>>>>

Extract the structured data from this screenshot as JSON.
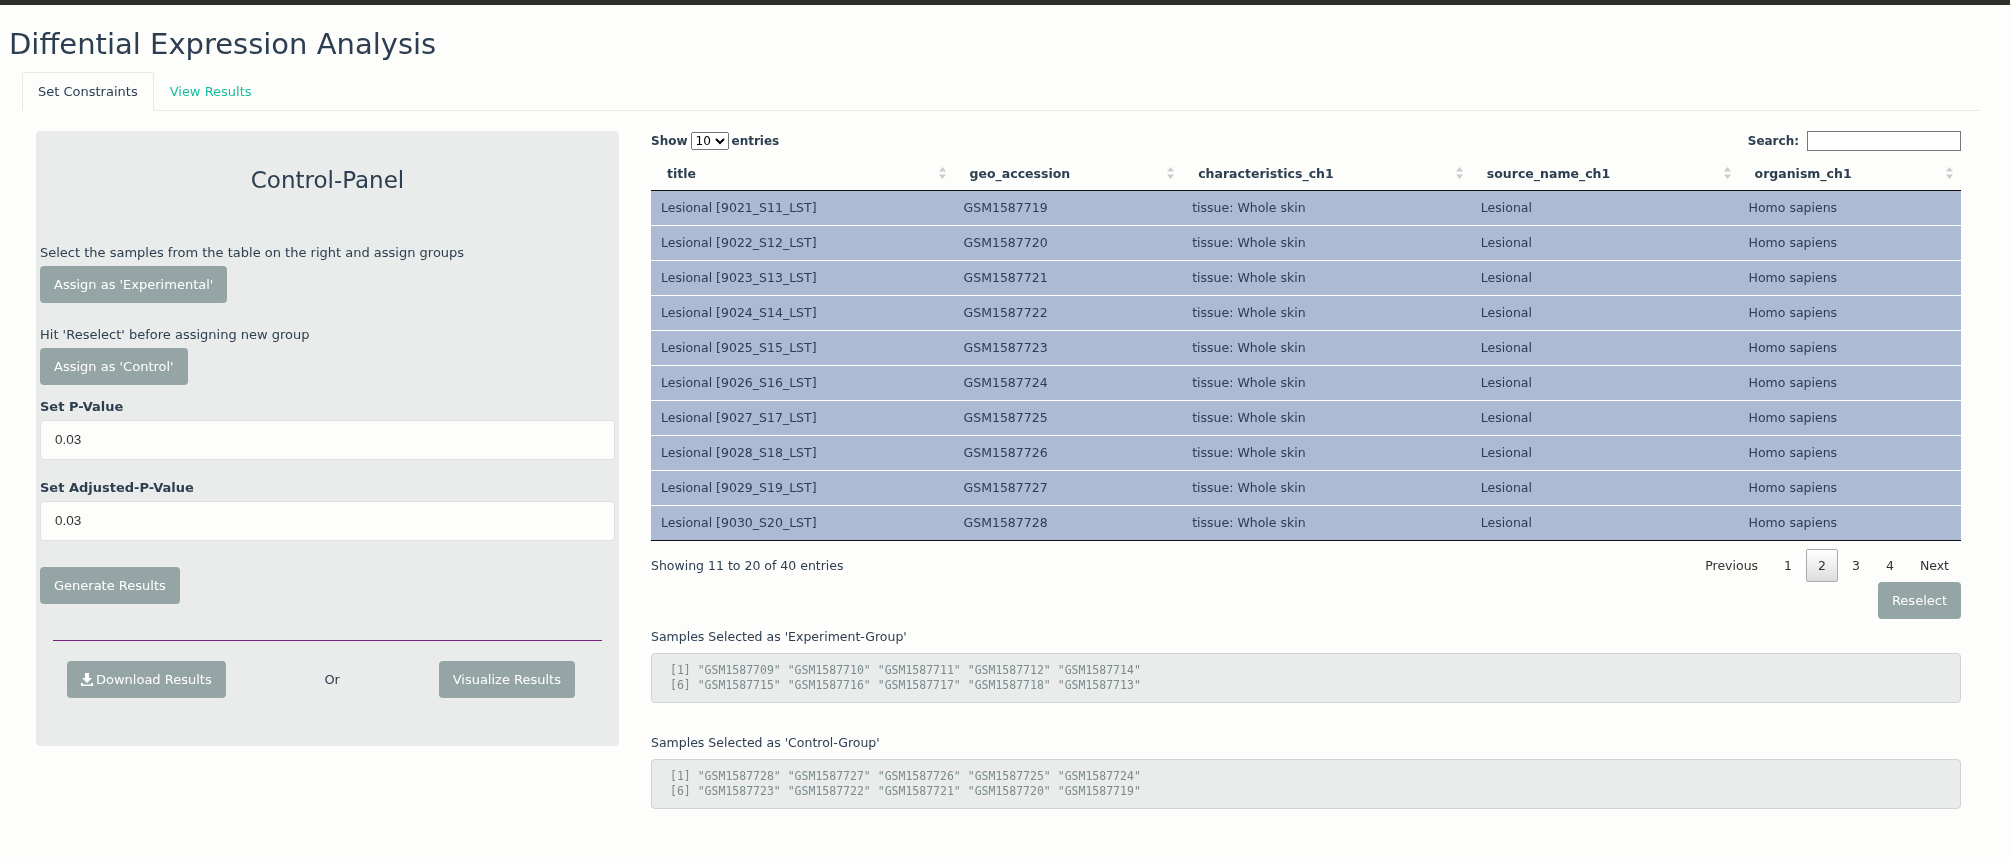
{
  "title": "Diffential Expression Analysis",
  "tabs": [
    {
      "label": "Set Constraints",
      "selected": true
    },
    {
      "label": "View Results",
      "selected": false
    }
  ],
  "panel": {
    "heading": "Control-Panel",
    "instruction_1": "Select the samples from the table on the right and assign groups",
    "assign_experimental": "Assign as 'Experimental'",
    "instruction_2": "Hit 'Reselect' before assigning new group",
    "assign_control": "Assign as 'Control'",
    "fields": [
      {
        "label": "Set P-Value",
        "value": "0.03"
      },
      {
        "label": "Set Adjusted-P-Value",
        "value": "0.03"
      }
    ],
    "generate": "Generate Results",
    "download": "Download Results",
    "or": "Or",
    "visualize": "Visualize Results"
  },
  "table_controls": {
    "show": "Show",
    "page_size": "10",
    "entries": "entries",
    "search_label": "Search:"
  },
  "table": {
    "columns": [
      "title",
      "geo_accession",
      "characteristics_ch1",
      "source_name_ch1",
      "organism_ch1"
    ],
    "rows": [
      {
        "selected": true,
        "cells": [
          "Lesional [9021_S11_LST]",
          "GSM1587719",
          "tissue: Whole skin",
          "Lesional",
          "Homo sapiens"
        ]
      },
      {
        "selected": true,
        "cells": [
          "Lesional [9022_S12_LST]",
          "GSM1587720",
          "tissue: Whole skin",
          "Lesional",
          "Homo sapiens"
        ]
      },
      {
        "selected": true,
        "cells": [
          "Lesional [9023_S13_LST]",
          "GSM1587721",
          "tissue: Whole skin",
          "Lesional",
          "Homo sapiens"
        ]
      },
      {
        "selected": true,
        "cells": [
          "Lesional [9024_S14_LST]",
          "GSM1587722",
          "tissue: Whole skin",
          "Lesional",
          "Homo sapiens"
        ]
      },
      {
        "selected": true,
        "cells": [
          "Lesional [9025_S15_LST]",
          "GSM1587723",
          "tissue: Whole skin",
          "Lesional",
          "Homo sapiens"
        ]
      },
      {
        "selected": true,
        "cells": [
          "Lesional [9026_S16_LST]",
          "GSM1587724",
          "tissue: Whole skin",
          "Lesional",
          "Homo sapiens"
        ]
      },
      {
        "selected": true,
        "cells": [
          "Lesional [9027_S17_LST]",
          "GSM1587725",
          "tissue: Whole skin",
          "Lesional",
          "Homo sapiens"
        ]
      },
      {
        "selected": true,
        "cells": [
          "Lesional [9028_S18_LST]",
          "GSM1587726",
          "tissue: Whole skin",
          "Lesional",
          "Homo sapiens"
        ]
      },
      {
        "selected": true,
        "cells": [
          "Lesional [9029_S19_LST]",
          "GSM1587727",
          "tissue: Whole skin",
          "Lesional",
          "Homo sapiens"
        ]
      },
      {
        "selected": true,
        "cells": [
          "Lesional [9030_S20_LST]",
          "GSM1587728",
          "tissue: Whole skin",
          "Lesional",
          "Homo sapiens"
        ]
      }
    ]
  },
  "info": "Showing 11 to 20 of 40 entries",
  "pagination": [
    {
      "label": "Previous",
      "selected": false
    },
    {
      "label": "1",
      "selected": false
    },
    {
      "label": "2",
      "selected": true
    },
    {
      "label": "3",
      "selected": false
    },
    {
      "label": "4",
      "selected": false
    },
    {
      "label": "Next",
      "selected": false
    }
  ],
  "reselect": "Reselect",
  "outputs": [
    {
      "label": "Samples Selected as 'Experiment-Group'",
      "lines": [
        "[1] \"GSM1587709\" \"GSM1587710\" \"GSM1587711\" \"GSM1587712\" \"GSM1587714\"",
        "[6] \"GSM1587715\" \"GSM1587716\" \"GSM1587717\" \"GSM1587718\" \"GSM1587713\""
      ]
    },
    {
      "label": "Samples Selected as 'Control-Group'",
      "lines": [
        "[1] \"GSM1587728\" \"GSM1587727\" \"GSM1587726\" \"GSM1587725\" \"GSM1587724\"",
        "[6] \"GSM1587723\" \"GSM1587722\" \"GSM1587721\" \"GSM1587720\" \"GSM1587719\""
      ]
    }
  ]
}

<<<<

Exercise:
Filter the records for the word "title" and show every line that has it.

Exercise solution:
  "title": "Diffential Expression Analysis",
      "title",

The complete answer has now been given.